The predictive value of time for rFLAIR intensity was moderate in patients with poor collateral circulation (R2 = 0.28), but poor in patients with good collateral circulation (R2 = 0.03). The relationship between time from onset to rFLAIR signal intensity was stronger in patients with poor collaterals compared to those with good collaterals (p for interaction = 0.04). In addition, a strong interaction between increased Tmax in the region of perfusion deficit (a measurement of hypoperfusion severity) on the association between time and rFLAIR intensity was identified (p=0.001).

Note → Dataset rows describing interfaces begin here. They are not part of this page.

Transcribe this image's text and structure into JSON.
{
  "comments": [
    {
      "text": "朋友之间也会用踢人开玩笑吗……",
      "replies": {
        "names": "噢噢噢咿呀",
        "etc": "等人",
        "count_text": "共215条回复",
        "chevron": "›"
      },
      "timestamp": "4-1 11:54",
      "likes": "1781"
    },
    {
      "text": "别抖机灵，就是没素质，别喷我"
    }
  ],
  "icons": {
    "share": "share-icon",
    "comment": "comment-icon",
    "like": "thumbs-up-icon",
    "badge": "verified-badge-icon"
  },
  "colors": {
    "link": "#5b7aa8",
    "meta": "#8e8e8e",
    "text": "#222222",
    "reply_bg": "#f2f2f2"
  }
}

This study reinforces the concept that the development of DWI/FLAIR mismatch as a marker for ischemia is dependent on the severity of hypoperfusion. The authors’ omission of digital subtraction angiography (DSA) in the study precludes a definitive association with collateral status, but as the authors note, the HIR technique that was utilized has shown to have good correlation with DSA-assessed collateral circulation. These findings also provide valuable insight into the relationship between collateral status and the timing of DWI/FLAIR mismatch which will prove useful for clinical trials using this assessment as a substitute for last known well in cases where this is unable to be determined from history. Based on these results, patients with good collateral circulation may be misidentified as having lesions <4.5h old. Whether these patients would receive the same benefit from intravenous thrombolysis as compared to patients with poor collaterals and younger lesions presents an interesting avenue for future research, as DWI/FLAIR mismatch may emerge as a viable alternative to time of last known well in determining progression of ischemia in the context of thrombolysis eligibility.